By Rabbi Jesse Paikin '18
For too few short months in my final year of rabbinical school, I had the distinct zekhut to be a disciple of Rabbi Aaron Panken, z”l, our blessed teacher. As my thesis advisor, he guided me with wisdom, care, and dedication as I navigated the rich depths of the Talmud. If I can, in this brief space, capture even a glimmer of what it meant for me to learn with and from him, I hope that it may merit his memory to be for a blessing for us all.
Among all of the topic-specific material we chewed on, Rabbi Panken also taught me to be careful about overstating what the Talmud is trying to say, about the importance of not biting off more than I can chew (something my parents and teachers have been trying, mostly unsuccessfully, to get me to do since I was three years old), and about the proper placement of a colon before quotation marks. For these things alone, I owe him an immense debt of gratitude.
But it was the Talmud that drew me to studying with Rabbi Panken, and it was his passion for uncovering its eternal wisdom which inspired me every day during our year of study. With a material known for being impenetrable, esoteric, and challenging, Rabbi Panken’s gentle yet encouraging presence nurtured a spiritual practice within me. Perhaps everyone might recall the labours of a year of thesis-work, surrounded by piles of texts that greet you upon opening your eyes in the morning, and tauntingly say goodnight to you in the evening. It is true, there were many days when my to-do list seemed to grow. But through Rabbi Panken’s steadfast dedication to balance mastery of the text with an eye toward innovation, he helped me discover how the study of Talmud can be a pathway to explore our own distinct place in God’s universe.
One moment in particular stands out for me. One of the texts we settled on as a focus of study comes from Hagigah 3a-b. There, the rabbis engage in an examination of the metaphorical qualities of Torah. Discussing the flowering nature of hiddushim, and the miraculous ability for Torah to generate piles and piles of teachings from a seemingly limited canon, the rabbis ask an audacious question, accompanied by no less audacious an answer: If interpretations of Torah are limitless, how is one ever to master it all?

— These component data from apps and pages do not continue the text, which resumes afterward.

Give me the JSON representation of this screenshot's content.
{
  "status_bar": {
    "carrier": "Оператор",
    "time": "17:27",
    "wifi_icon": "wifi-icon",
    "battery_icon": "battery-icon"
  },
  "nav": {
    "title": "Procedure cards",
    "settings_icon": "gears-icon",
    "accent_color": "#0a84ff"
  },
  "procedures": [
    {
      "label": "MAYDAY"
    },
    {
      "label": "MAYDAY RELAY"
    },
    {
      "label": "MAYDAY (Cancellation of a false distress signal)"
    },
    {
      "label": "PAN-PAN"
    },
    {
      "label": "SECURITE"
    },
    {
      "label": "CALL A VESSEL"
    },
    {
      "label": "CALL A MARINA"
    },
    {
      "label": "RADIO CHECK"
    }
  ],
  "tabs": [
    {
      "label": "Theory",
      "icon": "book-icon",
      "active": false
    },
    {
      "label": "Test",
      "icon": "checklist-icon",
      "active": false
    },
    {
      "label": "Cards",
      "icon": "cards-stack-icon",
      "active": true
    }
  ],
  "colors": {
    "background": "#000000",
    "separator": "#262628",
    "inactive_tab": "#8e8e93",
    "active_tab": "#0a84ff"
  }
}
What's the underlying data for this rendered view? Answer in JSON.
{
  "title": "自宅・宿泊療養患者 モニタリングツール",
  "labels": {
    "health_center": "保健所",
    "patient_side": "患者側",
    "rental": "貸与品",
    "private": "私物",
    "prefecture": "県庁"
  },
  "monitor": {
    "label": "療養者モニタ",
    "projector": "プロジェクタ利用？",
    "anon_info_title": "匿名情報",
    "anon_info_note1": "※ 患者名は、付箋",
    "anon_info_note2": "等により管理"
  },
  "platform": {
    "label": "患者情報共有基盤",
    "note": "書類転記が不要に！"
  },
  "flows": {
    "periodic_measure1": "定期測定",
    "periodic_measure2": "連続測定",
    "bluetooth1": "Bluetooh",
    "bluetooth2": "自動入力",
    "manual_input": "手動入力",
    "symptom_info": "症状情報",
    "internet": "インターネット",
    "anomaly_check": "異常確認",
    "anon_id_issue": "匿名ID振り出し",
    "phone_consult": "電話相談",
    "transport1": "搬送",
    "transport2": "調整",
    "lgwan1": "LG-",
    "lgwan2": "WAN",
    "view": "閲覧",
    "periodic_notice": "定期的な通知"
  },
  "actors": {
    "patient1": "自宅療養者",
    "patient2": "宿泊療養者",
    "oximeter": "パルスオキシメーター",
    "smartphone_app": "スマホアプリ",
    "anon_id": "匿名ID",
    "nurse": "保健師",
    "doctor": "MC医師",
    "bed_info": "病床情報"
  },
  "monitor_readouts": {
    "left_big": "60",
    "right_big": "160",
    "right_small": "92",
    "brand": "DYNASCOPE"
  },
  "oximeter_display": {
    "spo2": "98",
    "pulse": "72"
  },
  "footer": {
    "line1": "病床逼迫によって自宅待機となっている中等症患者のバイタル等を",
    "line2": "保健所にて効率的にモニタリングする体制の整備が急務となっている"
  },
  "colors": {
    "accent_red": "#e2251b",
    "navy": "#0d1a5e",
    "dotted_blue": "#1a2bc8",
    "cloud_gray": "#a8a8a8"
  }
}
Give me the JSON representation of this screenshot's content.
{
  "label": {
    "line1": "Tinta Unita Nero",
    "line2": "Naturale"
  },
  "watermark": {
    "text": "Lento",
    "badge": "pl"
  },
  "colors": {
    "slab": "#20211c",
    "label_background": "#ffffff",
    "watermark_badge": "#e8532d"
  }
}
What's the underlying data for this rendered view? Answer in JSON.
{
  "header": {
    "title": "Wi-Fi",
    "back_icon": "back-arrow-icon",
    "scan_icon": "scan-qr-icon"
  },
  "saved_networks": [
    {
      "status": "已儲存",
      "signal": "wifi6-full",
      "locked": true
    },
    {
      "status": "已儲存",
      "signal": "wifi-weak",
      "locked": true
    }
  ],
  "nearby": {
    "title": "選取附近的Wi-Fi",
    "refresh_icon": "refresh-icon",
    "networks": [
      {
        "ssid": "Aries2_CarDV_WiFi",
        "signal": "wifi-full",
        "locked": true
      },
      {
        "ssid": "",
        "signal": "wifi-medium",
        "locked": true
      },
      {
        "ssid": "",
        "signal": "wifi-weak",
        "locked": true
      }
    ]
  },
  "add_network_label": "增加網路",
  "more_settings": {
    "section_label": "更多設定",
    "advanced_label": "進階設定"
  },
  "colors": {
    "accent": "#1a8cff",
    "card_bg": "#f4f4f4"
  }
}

Their answer: you have to listen to everyone. You must open your heart and attune your ears to hear the statements – even those that are contradictory – of your teachers, and your ideological and philosophical opponents. Only then can you truly be said to be a student of Torah.
How’s that for a message of truth desperately needed today?
What I didn’t know in selecting this text is that it was already one of Rabbi Panken’s favourites. I only learned after his death that it had appeared on many of his course curricula and was a regular source of inspiration for him. But rather than mould my learning through his hands, he allowed me to encounter the text on my own terms, with fresh eyes, attuned ears, and an open heart. Rabbi Panken, in learning this text with me, himself embodied its wisdom with such clarity. Through this seemingly small act, he taught me what it meant to be a rabbi and teacher – one who makes room for many to approach our tradition, hears the interpretations of others first, and who delights in learning from all.
I said that it was my zekhut – my honour and privilege – to learn from Rabbi Panken. The word zekhut comes from the word zakh, meaning pure and clear (itself a term used to describe Moshe Rabbeinu’s leadership). Rabbi Panken was truly a pure and clear soul – a teacher without pretense, a leader full of honesty and integrity, a servant of God, whose outsides matched his insides with such clarity. With each and every opportunity I have to study and teach Talmud for the rest of my life, I will always carry with me his example of what it means to be zakh. May his righteous memory be for a blessing.